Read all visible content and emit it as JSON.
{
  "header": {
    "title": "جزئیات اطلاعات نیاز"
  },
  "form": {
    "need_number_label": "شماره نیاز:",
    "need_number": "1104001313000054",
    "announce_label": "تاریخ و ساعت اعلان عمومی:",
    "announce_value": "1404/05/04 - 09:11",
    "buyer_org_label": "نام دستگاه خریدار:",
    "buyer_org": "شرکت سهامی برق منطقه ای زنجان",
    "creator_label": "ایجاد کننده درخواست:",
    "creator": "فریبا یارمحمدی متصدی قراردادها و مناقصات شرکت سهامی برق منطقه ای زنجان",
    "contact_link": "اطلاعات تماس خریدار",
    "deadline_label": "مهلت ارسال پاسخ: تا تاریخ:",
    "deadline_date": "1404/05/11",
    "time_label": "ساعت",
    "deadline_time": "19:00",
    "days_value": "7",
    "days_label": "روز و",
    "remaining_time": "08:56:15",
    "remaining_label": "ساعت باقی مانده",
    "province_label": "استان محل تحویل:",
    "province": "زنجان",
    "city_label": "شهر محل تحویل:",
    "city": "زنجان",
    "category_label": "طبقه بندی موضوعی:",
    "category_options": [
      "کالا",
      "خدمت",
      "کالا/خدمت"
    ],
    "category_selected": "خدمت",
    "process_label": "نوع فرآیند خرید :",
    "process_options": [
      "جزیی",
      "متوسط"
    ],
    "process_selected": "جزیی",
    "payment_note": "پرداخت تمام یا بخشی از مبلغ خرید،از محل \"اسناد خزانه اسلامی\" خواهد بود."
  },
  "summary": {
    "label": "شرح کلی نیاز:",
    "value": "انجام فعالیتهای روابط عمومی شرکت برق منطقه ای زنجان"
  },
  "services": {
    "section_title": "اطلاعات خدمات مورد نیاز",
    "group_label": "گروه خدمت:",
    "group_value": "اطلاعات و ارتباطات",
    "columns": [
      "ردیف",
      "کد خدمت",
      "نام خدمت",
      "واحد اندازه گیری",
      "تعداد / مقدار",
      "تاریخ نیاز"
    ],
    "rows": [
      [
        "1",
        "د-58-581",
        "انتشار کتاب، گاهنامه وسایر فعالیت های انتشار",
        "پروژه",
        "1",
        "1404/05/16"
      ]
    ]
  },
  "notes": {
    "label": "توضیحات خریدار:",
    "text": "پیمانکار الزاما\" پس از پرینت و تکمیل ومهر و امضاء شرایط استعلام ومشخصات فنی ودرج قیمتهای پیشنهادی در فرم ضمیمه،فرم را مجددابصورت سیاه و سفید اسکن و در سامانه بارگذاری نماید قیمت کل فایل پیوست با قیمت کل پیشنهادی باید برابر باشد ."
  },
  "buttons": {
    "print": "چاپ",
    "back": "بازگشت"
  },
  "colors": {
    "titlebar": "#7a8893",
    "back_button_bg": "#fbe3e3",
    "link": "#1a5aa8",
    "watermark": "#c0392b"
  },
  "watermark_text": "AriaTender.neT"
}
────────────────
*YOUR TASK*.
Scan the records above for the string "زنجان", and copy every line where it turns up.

*TASK ANSWER*.
    "buyer_org": "شرکت سهامی برق منطقه ای زنجان",
    "creator": "فریبا یارمحمدی متصدی قراردادها و مناقصات شرکت سهامی برق منطقه ای زنجان",
    "province": "زنجان",
    "city": "زنجان",
    "value": "انجام فعالیتهای روابط عمومی شرکت برق منطقه ای زنجان"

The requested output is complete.